With computers and iPads becoming so common now in schools, handwriting skills are often seen as an irrelevant. Good handwriting skills can help increase students attention, comprehension, and spelling which greatly improves their reading fluency.
It is important to identify where your child is struggling concerning handwriting. Letter formation makes a huge difference in their writing speed and efficiency.
Are they writing their letters way too big or so small that they cannot be seen?
Is there an appropriate amount of space between each word or are they all bunched together? Are they applying to much or too little pressure? Others may struggle to stabilize the paper when writing. Are their hands to weak to grasp the pencil correctly? Once you identify where your child is struggling, you can move forward in helping them improve their handwriting.

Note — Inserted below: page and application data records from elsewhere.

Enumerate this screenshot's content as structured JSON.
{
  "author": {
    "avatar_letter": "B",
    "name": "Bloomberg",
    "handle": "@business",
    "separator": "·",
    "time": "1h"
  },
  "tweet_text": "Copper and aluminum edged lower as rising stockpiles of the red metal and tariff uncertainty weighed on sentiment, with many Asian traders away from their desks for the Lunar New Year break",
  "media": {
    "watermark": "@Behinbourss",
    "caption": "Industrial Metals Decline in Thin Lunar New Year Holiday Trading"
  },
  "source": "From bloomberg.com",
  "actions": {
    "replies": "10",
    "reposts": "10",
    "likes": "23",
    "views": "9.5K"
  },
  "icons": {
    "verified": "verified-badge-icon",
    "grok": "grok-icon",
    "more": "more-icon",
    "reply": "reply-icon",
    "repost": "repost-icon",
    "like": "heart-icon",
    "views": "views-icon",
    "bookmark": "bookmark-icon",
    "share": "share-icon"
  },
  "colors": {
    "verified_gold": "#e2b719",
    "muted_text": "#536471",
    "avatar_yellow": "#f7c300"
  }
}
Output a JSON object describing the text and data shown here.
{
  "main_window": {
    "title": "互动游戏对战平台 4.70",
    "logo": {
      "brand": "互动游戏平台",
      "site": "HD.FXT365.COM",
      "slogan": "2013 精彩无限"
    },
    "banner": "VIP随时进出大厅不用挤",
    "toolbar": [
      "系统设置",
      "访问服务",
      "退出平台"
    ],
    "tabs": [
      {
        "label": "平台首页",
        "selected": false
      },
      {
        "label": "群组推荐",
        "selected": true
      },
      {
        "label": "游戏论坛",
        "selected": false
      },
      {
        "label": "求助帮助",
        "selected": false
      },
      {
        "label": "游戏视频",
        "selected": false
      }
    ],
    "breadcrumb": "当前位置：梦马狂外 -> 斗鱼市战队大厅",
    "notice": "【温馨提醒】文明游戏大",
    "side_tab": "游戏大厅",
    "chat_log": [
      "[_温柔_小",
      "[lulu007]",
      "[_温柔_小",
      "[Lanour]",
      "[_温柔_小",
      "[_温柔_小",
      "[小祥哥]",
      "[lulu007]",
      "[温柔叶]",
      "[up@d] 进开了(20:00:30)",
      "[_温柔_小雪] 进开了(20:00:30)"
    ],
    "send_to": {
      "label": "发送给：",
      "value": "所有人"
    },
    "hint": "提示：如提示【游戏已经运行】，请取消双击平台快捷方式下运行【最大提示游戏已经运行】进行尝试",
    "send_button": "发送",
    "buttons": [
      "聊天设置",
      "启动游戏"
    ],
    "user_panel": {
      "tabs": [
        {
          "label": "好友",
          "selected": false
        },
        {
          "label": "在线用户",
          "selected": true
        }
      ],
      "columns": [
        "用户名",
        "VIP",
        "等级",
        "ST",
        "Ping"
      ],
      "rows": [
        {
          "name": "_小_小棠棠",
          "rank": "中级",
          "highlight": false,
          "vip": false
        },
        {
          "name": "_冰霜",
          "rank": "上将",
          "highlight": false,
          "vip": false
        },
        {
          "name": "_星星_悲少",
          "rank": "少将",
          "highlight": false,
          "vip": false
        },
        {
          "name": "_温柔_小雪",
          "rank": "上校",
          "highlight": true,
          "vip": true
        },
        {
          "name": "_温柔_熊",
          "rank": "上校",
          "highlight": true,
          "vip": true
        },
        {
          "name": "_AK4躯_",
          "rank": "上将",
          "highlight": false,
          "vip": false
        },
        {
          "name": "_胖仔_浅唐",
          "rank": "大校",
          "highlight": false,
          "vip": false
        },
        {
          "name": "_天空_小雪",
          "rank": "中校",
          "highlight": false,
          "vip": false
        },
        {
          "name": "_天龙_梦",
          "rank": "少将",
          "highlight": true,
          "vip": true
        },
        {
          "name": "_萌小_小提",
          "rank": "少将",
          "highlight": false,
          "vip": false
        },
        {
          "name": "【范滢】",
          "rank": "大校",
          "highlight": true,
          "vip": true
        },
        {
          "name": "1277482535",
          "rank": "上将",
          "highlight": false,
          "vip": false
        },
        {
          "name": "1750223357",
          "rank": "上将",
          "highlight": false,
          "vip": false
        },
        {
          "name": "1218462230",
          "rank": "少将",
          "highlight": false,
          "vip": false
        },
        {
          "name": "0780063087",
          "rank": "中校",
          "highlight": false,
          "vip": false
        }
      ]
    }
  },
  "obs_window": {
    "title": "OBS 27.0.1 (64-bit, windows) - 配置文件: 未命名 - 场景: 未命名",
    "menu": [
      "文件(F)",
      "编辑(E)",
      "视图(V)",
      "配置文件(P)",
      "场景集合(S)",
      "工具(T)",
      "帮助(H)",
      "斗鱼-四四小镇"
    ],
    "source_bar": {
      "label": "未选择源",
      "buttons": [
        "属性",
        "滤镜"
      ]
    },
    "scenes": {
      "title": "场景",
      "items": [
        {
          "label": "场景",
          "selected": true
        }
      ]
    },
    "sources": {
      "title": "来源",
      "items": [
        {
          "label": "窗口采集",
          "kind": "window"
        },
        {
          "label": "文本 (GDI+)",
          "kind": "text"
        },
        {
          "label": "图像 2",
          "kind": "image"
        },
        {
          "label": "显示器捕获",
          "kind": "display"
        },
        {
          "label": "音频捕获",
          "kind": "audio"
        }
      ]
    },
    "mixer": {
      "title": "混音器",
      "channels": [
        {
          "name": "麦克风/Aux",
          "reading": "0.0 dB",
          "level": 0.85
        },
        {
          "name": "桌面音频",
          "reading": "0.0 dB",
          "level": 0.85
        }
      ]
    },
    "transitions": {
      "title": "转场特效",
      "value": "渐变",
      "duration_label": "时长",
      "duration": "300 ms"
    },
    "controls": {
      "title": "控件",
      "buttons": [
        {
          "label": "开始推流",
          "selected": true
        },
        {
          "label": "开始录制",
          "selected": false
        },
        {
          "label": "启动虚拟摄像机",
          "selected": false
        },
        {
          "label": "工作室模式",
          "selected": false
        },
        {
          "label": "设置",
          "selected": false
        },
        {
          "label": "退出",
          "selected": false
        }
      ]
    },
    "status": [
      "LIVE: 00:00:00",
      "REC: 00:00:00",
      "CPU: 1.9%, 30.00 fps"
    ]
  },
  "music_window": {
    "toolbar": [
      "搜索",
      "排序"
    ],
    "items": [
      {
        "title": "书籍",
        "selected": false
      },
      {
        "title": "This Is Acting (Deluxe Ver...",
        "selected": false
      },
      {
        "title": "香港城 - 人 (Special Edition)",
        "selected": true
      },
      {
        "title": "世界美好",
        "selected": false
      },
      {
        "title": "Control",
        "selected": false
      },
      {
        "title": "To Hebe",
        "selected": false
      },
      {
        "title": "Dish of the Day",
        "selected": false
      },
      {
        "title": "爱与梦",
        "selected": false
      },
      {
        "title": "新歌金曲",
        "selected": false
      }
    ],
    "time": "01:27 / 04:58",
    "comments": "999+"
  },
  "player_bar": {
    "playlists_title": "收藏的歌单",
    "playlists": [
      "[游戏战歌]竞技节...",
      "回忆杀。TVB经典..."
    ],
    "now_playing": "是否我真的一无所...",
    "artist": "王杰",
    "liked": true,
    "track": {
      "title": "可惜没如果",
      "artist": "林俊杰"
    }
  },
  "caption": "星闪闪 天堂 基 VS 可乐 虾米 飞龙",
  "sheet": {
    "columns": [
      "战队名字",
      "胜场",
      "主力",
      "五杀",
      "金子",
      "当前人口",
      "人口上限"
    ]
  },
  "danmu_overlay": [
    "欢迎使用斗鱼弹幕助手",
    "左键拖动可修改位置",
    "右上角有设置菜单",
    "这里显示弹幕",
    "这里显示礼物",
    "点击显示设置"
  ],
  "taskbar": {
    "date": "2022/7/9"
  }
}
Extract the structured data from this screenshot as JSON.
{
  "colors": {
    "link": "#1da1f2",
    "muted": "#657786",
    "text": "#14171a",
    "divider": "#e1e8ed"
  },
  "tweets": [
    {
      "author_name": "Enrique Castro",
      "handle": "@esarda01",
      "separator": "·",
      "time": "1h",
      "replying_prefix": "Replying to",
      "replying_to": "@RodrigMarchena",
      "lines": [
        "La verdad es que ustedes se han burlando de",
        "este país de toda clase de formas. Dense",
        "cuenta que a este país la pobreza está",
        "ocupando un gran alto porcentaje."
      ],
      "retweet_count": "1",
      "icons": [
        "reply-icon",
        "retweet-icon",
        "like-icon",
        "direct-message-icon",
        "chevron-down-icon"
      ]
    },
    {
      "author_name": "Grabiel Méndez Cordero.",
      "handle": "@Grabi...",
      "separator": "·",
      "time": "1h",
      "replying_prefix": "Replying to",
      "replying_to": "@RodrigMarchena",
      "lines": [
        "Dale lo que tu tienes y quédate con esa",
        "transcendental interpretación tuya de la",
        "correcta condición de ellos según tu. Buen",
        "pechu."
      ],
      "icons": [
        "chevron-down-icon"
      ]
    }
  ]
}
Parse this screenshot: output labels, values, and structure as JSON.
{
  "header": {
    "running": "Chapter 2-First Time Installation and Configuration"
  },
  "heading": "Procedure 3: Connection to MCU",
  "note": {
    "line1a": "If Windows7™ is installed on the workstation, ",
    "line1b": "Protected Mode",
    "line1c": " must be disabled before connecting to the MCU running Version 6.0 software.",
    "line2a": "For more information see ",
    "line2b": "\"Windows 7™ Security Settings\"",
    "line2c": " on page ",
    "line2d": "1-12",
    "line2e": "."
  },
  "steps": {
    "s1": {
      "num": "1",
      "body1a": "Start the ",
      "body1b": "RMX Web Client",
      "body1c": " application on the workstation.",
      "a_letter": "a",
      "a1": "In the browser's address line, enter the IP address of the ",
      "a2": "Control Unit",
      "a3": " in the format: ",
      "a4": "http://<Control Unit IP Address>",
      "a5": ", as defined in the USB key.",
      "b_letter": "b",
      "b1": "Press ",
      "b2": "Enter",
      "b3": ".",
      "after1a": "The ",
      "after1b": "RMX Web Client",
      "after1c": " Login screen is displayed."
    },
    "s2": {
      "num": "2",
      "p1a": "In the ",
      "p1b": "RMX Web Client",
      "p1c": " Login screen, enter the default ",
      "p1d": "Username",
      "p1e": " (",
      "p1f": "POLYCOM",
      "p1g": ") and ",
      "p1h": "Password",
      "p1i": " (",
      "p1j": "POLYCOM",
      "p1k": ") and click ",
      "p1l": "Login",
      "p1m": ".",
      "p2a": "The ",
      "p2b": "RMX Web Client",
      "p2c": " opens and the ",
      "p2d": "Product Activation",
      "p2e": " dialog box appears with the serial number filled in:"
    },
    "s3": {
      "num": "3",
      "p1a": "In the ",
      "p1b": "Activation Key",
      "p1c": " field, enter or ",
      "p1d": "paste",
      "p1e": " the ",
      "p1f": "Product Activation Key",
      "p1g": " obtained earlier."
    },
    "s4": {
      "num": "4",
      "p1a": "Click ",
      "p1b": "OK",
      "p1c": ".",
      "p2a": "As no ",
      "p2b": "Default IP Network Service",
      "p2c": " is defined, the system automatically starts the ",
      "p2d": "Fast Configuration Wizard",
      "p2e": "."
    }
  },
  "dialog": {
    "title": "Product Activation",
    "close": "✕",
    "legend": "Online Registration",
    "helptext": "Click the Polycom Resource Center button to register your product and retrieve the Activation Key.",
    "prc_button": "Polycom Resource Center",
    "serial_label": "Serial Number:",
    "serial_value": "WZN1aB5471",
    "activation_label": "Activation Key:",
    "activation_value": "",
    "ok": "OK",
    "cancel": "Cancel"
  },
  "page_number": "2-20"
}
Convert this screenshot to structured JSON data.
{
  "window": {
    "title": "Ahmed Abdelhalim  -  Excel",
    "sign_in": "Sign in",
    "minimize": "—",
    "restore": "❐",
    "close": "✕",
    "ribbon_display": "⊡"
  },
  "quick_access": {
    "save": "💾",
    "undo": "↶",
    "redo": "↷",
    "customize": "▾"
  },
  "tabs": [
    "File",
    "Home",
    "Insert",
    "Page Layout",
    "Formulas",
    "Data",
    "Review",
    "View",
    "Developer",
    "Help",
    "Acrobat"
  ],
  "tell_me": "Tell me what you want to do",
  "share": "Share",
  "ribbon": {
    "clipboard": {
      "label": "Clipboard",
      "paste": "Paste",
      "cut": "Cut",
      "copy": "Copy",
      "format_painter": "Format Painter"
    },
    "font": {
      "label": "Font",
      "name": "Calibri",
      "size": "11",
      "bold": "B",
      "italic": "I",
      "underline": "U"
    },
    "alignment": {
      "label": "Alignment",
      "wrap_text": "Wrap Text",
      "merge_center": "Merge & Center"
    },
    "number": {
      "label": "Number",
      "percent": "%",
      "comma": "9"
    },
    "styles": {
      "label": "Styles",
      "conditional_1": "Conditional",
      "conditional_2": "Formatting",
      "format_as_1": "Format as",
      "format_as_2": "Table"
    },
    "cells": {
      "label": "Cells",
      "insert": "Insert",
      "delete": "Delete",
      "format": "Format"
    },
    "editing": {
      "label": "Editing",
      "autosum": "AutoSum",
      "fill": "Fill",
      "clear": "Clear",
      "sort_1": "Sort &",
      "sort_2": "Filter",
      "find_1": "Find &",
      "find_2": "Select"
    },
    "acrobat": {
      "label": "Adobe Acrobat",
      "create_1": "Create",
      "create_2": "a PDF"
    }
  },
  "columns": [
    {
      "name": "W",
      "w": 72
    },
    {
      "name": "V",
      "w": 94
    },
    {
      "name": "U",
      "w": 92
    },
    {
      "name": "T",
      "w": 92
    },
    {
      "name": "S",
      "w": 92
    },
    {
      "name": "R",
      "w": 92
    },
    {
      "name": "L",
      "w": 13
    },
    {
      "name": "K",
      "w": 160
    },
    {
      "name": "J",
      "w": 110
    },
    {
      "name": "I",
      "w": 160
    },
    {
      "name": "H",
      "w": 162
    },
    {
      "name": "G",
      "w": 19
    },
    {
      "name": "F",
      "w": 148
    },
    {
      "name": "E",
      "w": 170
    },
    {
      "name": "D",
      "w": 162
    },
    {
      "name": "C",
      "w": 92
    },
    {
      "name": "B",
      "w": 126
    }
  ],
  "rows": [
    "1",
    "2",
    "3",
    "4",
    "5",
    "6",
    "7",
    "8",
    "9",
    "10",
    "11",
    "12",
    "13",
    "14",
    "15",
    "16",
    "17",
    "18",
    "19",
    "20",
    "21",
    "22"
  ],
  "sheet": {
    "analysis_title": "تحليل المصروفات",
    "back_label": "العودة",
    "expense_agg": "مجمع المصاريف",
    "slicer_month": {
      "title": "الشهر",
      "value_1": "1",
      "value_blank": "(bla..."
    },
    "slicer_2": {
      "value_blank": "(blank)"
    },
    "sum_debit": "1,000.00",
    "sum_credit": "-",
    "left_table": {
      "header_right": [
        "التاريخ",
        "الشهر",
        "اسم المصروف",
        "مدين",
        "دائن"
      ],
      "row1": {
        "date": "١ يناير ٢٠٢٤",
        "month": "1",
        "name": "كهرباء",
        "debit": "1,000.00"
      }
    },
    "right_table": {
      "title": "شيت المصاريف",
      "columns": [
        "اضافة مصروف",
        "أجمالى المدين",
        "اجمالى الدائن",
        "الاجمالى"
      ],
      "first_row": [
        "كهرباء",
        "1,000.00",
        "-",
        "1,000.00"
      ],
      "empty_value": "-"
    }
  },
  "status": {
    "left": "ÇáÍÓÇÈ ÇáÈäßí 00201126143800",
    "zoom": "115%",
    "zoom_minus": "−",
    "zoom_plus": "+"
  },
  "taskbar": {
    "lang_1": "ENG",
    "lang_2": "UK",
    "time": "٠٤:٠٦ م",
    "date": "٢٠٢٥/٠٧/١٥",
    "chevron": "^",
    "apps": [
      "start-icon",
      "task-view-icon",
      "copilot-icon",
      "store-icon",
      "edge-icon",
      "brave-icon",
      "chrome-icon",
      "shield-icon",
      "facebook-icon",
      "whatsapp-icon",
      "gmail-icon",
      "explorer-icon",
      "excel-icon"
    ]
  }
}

When a child is struggling with handwriting, try turning it into a fun activity to peak their interest. This will build their confidence with an activity that is exciting while practicing this crucial skill. Allow them to write on the walls in the bathtub with paint or shaving cream. Go outside and draw letters in the mud or with chalk on the sidewalk. Switch it up by offering thick pencils, rock crayons, or broken crayons. Avoid giving only words to copy, but rather give the words they are writing a purpose. Let them help with the grocery list, write down the names of the winners of a board game, or help you create a to-do list. The possibilities are endless!
Improving handwriting can go beyond just writing letters. Encourage drawing, puzzles, and animal walks. In order to gain the physical requirements for handwriting – coordination, posture control, dexterity, and the way they hold the pencil – upper extremity weight bearing activities help strengthen the hands, arms, neck, and core.
Most importantly incorporate your child's interests and passions into the activities you provide, and they will be much more willing to focus on their writing.